WARNING: This is a no-edit zone…
We’re believers. We do believe. We praise. We pray. We appreciate God’s investing in us and in the details of our lives. We understand that His investment isn’t lip service, His love is unconditional and He wants to be involved in all of our lives—the big things and the little details.
Some spend most of their lives looking for security only to discover it doesn’t exist. But believers know it does exist—in Him, and it’s the kind of security that lasts longer than a lifetime, which on the grand scale of things is a twinkling.
I used to wonder why Christians didn’t get all bent out of shape about things going on in the world. It seemed to me they should be more verbal and involved and aggressive. There’s a part of me that still feels that way, to be honest. (Judgment in action.) But that part is tempered by the part of me that grasps they’re way ahead of me on the spiritual ladder. They’ve gotten it—that twinkling and that while life is a treasure and valuable, eternity is a lot longer and most valuable. But I digress.
What’s really on my mind today is that we petition God for many things, big and small.

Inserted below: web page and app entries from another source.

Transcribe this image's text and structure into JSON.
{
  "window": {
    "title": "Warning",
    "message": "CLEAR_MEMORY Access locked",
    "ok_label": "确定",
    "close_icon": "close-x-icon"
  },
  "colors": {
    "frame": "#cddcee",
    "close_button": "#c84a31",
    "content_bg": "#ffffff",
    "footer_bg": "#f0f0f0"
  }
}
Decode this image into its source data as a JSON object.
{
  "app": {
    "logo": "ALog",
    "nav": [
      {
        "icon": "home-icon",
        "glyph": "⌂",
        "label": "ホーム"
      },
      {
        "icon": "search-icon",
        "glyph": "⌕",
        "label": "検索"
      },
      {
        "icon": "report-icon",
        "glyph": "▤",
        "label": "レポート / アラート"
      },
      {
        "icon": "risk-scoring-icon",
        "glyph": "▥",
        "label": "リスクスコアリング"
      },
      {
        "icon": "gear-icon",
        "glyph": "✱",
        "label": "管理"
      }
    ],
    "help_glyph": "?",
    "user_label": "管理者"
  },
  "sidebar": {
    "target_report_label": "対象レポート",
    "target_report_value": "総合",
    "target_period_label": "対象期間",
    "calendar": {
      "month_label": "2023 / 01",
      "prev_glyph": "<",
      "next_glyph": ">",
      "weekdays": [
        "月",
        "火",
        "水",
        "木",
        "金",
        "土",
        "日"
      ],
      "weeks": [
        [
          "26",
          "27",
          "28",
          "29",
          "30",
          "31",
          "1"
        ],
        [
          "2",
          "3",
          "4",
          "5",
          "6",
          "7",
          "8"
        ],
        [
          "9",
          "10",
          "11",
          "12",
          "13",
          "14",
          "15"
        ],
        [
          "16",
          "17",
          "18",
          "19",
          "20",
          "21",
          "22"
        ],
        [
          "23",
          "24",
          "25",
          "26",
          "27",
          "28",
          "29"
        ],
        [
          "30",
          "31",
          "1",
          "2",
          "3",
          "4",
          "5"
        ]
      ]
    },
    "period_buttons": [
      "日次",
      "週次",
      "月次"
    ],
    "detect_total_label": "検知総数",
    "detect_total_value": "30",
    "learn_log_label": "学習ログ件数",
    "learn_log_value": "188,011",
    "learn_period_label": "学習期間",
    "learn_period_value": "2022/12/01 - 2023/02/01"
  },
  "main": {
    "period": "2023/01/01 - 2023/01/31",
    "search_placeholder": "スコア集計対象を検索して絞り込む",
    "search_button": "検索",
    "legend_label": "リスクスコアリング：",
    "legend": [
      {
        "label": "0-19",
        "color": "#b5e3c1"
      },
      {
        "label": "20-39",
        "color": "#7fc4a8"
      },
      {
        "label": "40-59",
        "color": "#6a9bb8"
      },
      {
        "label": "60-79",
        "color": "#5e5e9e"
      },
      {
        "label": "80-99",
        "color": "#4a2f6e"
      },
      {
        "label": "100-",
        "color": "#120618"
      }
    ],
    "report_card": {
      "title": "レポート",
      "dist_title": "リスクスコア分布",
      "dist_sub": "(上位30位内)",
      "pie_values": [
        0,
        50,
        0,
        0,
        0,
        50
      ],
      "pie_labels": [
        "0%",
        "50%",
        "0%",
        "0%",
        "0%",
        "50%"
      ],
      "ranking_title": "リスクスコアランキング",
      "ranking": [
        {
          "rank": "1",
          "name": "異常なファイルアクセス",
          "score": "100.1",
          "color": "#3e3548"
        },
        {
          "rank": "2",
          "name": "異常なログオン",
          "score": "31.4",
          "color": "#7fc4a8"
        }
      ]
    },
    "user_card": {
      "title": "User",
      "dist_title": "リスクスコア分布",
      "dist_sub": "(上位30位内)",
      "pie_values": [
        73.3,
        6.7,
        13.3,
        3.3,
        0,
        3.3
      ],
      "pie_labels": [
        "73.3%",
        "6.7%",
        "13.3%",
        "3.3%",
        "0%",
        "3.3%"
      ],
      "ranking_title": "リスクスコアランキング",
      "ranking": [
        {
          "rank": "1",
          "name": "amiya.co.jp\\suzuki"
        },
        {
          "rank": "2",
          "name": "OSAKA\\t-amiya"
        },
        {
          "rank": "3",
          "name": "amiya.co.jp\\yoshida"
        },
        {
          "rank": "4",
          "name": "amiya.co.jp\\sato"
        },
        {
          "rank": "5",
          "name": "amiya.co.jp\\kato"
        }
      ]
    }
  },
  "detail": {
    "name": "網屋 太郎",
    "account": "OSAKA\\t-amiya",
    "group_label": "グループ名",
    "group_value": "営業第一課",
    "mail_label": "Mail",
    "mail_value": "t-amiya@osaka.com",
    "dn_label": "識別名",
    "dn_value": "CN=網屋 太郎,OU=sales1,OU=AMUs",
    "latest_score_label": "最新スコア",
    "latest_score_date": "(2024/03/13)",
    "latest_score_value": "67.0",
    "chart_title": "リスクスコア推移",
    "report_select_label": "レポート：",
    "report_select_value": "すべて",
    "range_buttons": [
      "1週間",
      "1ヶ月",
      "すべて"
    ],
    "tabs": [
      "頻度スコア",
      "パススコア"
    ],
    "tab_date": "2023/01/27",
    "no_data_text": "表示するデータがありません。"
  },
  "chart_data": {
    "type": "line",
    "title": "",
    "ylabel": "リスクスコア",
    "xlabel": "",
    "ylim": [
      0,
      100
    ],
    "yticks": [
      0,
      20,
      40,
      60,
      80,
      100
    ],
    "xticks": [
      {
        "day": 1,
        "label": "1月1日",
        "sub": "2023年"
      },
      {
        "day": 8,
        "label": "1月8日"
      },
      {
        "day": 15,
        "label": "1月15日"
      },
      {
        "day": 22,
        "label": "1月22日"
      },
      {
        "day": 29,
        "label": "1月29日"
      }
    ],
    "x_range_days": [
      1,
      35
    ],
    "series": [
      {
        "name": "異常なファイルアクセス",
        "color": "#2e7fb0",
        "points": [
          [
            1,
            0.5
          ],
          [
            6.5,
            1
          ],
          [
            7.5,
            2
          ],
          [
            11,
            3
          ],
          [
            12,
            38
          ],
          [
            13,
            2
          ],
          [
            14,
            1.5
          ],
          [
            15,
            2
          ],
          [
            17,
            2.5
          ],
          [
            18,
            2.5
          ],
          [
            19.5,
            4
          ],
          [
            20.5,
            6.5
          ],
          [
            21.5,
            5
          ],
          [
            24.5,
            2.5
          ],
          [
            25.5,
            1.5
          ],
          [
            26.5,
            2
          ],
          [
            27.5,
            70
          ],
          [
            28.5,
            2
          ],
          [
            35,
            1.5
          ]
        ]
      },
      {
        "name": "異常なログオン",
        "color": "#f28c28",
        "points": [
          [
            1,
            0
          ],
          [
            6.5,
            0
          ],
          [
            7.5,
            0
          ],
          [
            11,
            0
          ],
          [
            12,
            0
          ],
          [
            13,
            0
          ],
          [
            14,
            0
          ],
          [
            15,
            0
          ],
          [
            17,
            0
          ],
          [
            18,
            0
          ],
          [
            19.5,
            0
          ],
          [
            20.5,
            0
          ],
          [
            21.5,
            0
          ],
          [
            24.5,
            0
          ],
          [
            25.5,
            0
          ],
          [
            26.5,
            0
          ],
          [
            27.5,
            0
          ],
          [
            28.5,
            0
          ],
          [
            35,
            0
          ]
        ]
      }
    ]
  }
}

We do so for ourselves, our families, our friends and strangers. Often for people we haven’t seen before and never will again. Maybe it’s a look in their eyes, or a slump in their shoulder, and we gather that they feel burdened or worried or afraid. Maybe overwhelmed or under appreciated. We petition for blessings for many reasons.
What I wonder if we petition for enough is to be a blessing.
As foot soldiers, we each have the opportunity to be a blessing to others. Sometimes we seize that opportunity, sometimes we let it pass by, thinking we’re being silly or overly dramatic or maybe we’re disheartened by all the bad things we see happening around us.
It’s hard to see everything going on in the world—the corruption and hateful and just downright absurd behavior that flies in the face of all we hold dear—and not be disheartened. So we see many opportunities to be blessings to others and for any of a number of reasons, we ignore them.
One of those reasons that happens often is when we have a chance to say or do something that could be a blessing to someone else but we don’t take it because we think it’s such a small thing, it couldn’t possibly matter.
What’s a smile worth, anyway? What does saying thank you matter? Does a sincere compliment really qualify as a blessing?
It depends on the receiver. How badly do you need to see a smile? Hear a thank you? Need a compliment?
Frankly, some days any of those things are nice but not necessary. But there are times when any of the three might change an attitude or make your day. Might totally alter your perspective from one that is borderline despair to one of hope.
One thing I’ve noticed a lot in people is that for all our technology and social networking, there are tons of people suffering acute loneliness. Not just lonely people. Acute loneliness.
Their friends are all online people they’ve never met. Their sense of community is in cyberspace. When something horrific or wonderful happens, they look around and realize there’s no one “local” with whom to mourn or celebrate.
Don’t misunderstand. Online friendships are a treasure. A cyberspace community can be a real blessing. But we need real live interaction with others and in our communities, too. We need balance.
When we don’t have it, we will inevitably suffer bouts of acute loneliness. Doubt it?
How many times have you read where someone was dead for three days or a week in their own home before anyone knew it? You can bet that person had bouts of acute loneliness.
How much do think a smile or a kind word or a few minutes of conversation would have meant to him or her?
A smile is never just a smile, and a kind word is never just a kind word. And that’s my point. Outreach is important, yes. But so are the little blessings that can totally change a person’s day or their frame of mind. Smile at someone who feels the world has forgotten them, and you’ve been a blessing.
Little things, seemingly insignificant things, aren’t insignificant and they do matter. And standing on the other side of the fence, it’s hard to tell when they most matter.
So in asking for blessings, whether for others or ourselves, it seems important to also ask to be a blessing. We don’t always know the difference we make to others, but He knows. If we’ll act when urged, no matter how silly or small a thing it seems, He will guide us and use us to show His love to others, and we’ll be more balanced. That’s a win/win situation.
Bottom line, it’s a blessing to ask to be blessed and to ask to be a blessing. There’s a special joy in doing something good for another that you never experience doing for yourself.
So today I’m asking. Let me be a blessing…